Listed entries Start Marker

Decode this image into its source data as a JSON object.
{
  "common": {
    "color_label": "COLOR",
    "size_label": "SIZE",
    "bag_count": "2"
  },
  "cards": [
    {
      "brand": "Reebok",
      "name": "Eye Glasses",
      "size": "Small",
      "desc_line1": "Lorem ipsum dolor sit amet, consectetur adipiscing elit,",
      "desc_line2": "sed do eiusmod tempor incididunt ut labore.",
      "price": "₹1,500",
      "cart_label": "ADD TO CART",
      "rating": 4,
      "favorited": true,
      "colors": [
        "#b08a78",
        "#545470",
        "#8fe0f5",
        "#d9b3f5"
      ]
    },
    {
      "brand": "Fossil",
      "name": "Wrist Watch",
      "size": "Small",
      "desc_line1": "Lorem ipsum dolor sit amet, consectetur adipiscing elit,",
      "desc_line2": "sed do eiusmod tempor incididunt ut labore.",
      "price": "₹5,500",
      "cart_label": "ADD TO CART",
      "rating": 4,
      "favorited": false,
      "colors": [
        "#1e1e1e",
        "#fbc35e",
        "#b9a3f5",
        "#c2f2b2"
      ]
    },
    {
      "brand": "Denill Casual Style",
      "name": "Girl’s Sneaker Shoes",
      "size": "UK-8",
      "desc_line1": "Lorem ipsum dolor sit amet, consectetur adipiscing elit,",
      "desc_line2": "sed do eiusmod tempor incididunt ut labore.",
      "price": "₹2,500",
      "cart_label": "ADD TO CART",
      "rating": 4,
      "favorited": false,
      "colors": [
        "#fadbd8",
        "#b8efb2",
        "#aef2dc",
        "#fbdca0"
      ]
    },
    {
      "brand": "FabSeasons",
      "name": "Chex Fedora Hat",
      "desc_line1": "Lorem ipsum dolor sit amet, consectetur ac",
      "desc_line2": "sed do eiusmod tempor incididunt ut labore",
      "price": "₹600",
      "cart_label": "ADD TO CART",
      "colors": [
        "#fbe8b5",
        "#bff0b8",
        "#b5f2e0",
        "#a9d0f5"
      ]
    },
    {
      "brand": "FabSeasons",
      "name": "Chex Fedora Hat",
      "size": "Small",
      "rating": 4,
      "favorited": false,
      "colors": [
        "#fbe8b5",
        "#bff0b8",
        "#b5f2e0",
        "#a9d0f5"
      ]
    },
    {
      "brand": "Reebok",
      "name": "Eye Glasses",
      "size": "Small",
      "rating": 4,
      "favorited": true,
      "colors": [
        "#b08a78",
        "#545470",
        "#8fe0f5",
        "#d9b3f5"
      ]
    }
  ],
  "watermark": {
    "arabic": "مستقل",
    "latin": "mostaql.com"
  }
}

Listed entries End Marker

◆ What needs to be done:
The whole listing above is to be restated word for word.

◆ Task answer:
Decode this image into its source data as a JSON object.
{
  "common": {
    "color_label": "COLOR",
    "size_label": "SIZE",
    "bag_count": "2"
  },
  "cards": [
    {
      "brand": "Reebok",
      "name": "Eye Glasses",
      "size": "Small",
      "desc_line1": "Lorem ipsum dolor sit amet, consectetur adipiscing elit,",
      "desc_line2": "sed do eiusmod tempor incididunt ut labore.",
      "price": "₹1,500",
      "cart_label": "ADD TO CART",
      "rating": 4,
      "favorited": true,
      "colors": [
        "#b08a78",
        "#545470",
        "#8fe0f5",
        "#d9b3f5"
      ]
    },
    {
      "brand": "Fossil",
      "name": "Wrist Watch",
      "size": "Small",
      "desc_line1": "Lorem ipsum dolor sit amet, consectetur adipiscing elit,",
      "desc_line2": "sed do eiusmod tempor incididunt ut labore.",
      "price": "₹5,500",
      "cart_label": "ADD TO CART",
      "rating": 4,
      "favorited": false,
      "colors": [
        "#1e1e1e",
        "#fbc35e",
        "#b9a3f5",
        "#c2f2b2"
      ]
    },
    {
      "brand": "Denill Casual Style",
      "name": "Girl’s Sneaker Shoes",
      "size": "UK-8",
      "desc_line1": "Lorem ipsum dolor sit amet, consectetur adipiscing elit,",
      "desc_line2": "sed do eiusmod tempor incididunt ut labore.",
      "price": "₹2,500",
      "cart_label": "ADD TO CART",
      "rating": 4,
      "favorited": false,
      "colors": [
        "#fadbd8",
        "#b8efb2",
        "#aef2dc",
        "#fbdca0"
      ]
    },
    {
      "brand": "FabSeasons",
      "name": "Chex Fedora Hat",
      "desc_line1": "Lorem ipsum dolor sit amet, consectetur ac",
      "desc_line2": "sed do eiusmod tempor incididunt ut labore",
      "price": "₹600",
      "cart_label": "ADD TO CART",
      "colors": [
        "#fbe8b5",
        "#bff0b8",
        "#b5f2e0",
        "#a9d0f5"
      ]
    },
    {
      "brand": "FabSeasons",
      "name": "Chex Fedora Hat",
      "size": "Small",
      "rating": 4,
      "favorited": false,
      "colors": [
        "#fbe8b5",
        "#bff0b8",
        "#b5f2e0",
        "#a9d0f5"
      ]
    },
    {
      "brand": "Reebok",
      "name": "Eye Glasses",
      "size": "Small",
      "rating": 4,
      "favorited": true,
      "colors": [
        "#b08a78",
        "#545470",
        "#8fe0f5",
        "#d9b3f5"
      ]
    }
  ],
  "watermark": {
    "arabic": "مستقل",
    "latin": "mostaql.com"
  }
}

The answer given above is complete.